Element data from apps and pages
= Beginning of Section =
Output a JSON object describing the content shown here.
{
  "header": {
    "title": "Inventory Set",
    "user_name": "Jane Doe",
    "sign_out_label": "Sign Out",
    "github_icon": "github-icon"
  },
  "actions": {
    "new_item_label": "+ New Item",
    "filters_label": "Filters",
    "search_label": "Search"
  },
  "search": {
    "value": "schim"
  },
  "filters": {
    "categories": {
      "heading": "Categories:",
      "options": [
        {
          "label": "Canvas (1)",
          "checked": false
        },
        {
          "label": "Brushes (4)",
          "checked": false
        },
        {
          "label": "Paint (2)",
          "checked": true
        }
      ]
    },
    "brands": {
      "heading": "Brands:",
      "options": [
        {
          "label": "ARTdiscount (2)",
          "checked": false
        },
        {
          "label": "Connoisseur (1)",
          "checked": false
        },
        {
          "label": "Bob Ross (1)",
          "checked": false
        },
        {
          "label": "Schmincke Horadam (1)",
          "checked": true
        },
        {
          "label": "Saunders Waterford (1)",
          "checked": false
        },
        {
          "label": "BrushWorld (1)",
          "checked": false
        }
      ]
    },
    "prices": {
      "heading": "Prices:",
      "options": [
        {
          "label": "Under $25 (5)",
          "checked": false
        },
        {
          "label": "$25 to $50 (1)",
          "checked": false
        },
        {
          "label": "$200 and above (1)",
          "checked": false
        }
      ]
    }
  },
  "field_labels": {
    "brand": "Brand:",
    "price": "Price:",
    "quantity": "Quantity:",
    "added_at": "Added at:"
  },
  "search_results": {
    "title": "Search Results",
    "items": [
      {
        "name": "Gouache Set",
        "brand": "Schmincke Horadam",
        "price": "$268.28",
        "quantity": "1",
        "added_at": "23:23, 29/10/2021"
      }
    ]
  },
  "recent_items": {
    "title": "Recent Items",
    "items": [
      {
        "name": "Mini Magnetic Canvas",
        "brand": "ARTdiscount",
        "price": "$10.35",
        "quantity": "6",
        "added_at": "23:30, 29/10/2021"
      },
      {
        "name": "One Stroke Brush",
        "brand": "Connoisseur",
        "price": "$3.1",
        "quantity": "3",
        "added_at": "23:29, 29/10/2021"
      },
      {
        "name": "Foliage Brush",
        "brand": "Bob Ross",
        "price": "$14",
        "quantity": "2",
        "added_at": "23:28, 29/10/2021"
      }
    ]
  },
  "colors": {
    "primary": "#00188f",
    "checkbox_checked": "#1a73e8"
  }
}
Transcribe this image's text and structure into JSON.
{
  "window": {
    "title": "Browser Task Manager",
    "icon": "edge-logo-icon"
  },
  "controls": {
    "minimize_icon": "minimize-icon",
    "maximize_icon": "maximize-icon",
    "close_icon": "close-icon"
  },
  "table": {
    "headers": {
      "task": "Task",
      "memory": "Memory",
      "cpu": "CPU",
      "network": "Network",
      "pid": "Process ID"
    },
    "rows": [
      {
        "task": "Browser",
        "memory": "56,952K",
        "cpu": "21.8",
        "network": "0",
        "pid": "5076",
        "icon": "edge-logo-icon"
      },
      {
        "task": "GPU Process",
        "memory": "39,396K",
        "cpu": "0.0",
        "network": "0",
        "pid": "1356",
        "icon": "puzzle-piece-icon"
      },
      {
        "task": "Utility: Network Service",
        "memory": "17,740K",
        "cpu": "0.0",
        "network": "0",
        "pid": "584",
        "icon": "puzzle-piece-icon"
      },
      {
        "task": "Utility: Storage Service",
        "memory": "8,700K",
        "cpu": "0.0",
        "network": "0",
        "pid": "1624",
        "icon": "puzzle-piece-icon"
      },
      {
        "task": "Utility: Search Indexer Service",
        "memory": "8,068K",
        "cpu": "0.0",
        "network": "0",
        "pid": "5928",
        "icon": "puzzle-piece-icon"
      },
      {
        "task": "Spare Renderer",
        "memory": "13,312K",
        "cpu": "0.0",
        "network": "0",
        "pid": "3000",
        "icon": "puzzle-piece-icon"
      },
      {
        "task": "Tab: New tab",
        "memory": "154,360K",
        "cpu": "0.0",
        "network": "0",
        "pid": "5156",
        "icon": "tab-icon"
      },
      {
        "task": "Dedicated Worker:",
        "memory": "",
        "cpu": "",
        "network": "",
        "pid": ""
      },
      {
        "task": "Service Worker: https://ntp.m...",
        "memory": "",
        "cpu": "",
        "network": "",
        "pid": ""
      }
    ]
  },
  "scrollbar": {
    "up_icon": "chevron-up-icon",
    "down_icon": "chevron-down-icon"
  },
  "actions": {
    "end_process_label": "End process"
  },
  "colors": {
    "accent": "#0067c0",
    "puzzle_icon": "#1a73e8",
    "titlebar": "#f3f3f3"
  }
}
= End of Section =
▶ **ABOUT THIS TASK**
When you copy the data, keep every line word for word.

▶ **EXERCISE ANSWER**
Output a JSON object describing the content shown here.
{
  "header": {
    "title": "Inventory Set",
    "user_name": "Jane Doe",
    "sign_out_label": "Sign Out",
    "github_icon": "github-icon"
  },
  "actions": {
    "new_item_label": "+ New Item",
    "filters_label": "Filters",
    "search_label": "Search"
  },
  "search": {
    "value": "schim"
  },
  "filters": {
    "categories": {
      "heading": "Categories:",
      "options": [
        {
          "label": "Canvas (1)",
          "checked": false
        },
        {
          "label": "Brushes (4)",
          "checked": false
        },
        {
          "label": "Paint (2)",
          "checked": true
        }
      ]
    },
    "brands": {
      "heading": "Brands:",
      "options": [
        {
          "label": "ARTdiscount (2)",
          "checked": false
        },
        {
          "label": "Connoisseur (1)",
          "checked": false
        },
        {
          "label": "Bob Ross (1)",
          "checked": false
        },
        {
          "label": "Schmincke Horadam (1)",
          "checked": true
        },
        {
          "label": "Saunders Waterford (1)",
          "checked": false
        },
        {
          "label": "BrushWorld (1)",
          "checked": false
        }
      ]
    },
    "prices": {
      "heading": "Prices:",
      "options": [
        {
          "label": "Under $25 (5)",
          "checked": false
        },
        {
          "label": "$25 to $50 (1)",
          "checked": false
        },
        {
          "label": "$200 and above (1)",
          "checked": false
        }
      ]
    }
  },
  "field_labels": {
    "brand": "Brand:",
    "price": "Price:",
    "quantity": "Quantity:",
    "added_at": "Added at:"
  },
  "search_results": {
    "title": "Search Results",
    "items": [
      {
        "name": "Gouache Set",
        "brand": "Schmincke Horadam",
        "price": "$268.28",
        "quantity": "1",
        "added_at": "23:23, 29/10/2021"
      }
    ]
  },
  "recent_items": {
    "title": "Recent Items",
    "items": [
      {
        "name": "Mini Magnetic Canvas",
        "brand": "ARTdiscount",
        "price": "$10.35",
        "quantity": "6",
        "added_at": "23:30, 29/10/2021"
      },
      {
        "name": "One Stroke Brush",
        "brand": "Connoisseur",
        "price": "$3.1",
        "quantity": "3",
        "added_at": "23:29, 29/10/2021"
      },
      {
        "name": "Foliage Brush",
        "brand": "Bob Ross",
        "price": "$14",
        "quantity": "2",
        "added_at": "23:28, 29/10/2021"
      }
    ]
  },
  "colors": {
    "primary": "#00188f",
    "checkbox_checked": "#1a73e8"
  }
}
Transcribe this image's text and structure into JSON.
{
  "window": {
    "title": "Browser Task Manager",
    "icon": "edge-logo-icon"
  },
  "controls": {
    "minimize_icon": "minimize-icon",
    "maximize_icon": "maximize-icon",
    "close_icon": "close-icon"
  },
  "table": {
    "headers": {
      "task": "Task",
      "memory": "Memory",
      "cpu": "CPU",
      "network": "Network",
      "pid": "Process ID"
    },
    "rows": [
      {
        "task": "Browser",
        "memory": "56,952K",
        "cpu": "21.8",
        "network": "0",
        "pid": "5076",
        "icon": "edge-logo-icon"
      },
      {
        "task": "GPU Process",
        "memory": "39,396K",
        "cpu": "0.0",
        "network": "0",
        "pid": "1356",
        "icon": "puzzle-piece-icon"
      },
      {
        "task": "Utility: Network Service",
        "memory": "17,740K",
        "cpu": "0.0",
        "network": "0",
        "pid": "584",
        "icon": "puzzle-piece-icon"
      },
      {
        "task": "Utility: Storage Service",
        "memory": "8,700K",
        "cpu": "0.0",
        "network": "0",
        "pid": "1624",
        "icon": "puzzle-piece-icon"
      },
      {
        "task": "Utility: Search Indexer Service",
        "memory": "8,068K",
        "cpu": "0.0",
        "network": "0",
        "pid": "5928",
        "icon": "puzzle-piece-icon"
      },
      {
        "task": "Spare Renderer",
        "memory": "13,312K",
        "cpu": "0.0",
        "network": "0",
        "pid": "3000",
        "icon": "puzzle-piece-icon"
      },
      {
        "task": "Tab: New tab",
        "memory": "154,360K",
        "cpu": "0.0",
        "network": "0",
        "pid": "5156",
        "icon": "tab-icon"
      },
      {
        "task": "Dedicated Worker:",
        "memory": "",
        "cpu": "",
        "network": "",
        "pid": ""
      },
      {
        "task": "Service Worker: https://ntp.m...",
        "memory": "",
        "cpu": "",
        "network": "",
        "pid": ""
      }
    ]
  },
  "scrollbar": {
    "up_icon": "chevron-up-icon",
    "down_icon": "chevron-down-icon"
  },
  "actions": {
    "end_process_label": "End process"
  },
  "colors": {
    "accent": "#0067c0",
    "puzzle_icon": "#1a73e8",
    "titlebar": "#f3f3f3"
  }
}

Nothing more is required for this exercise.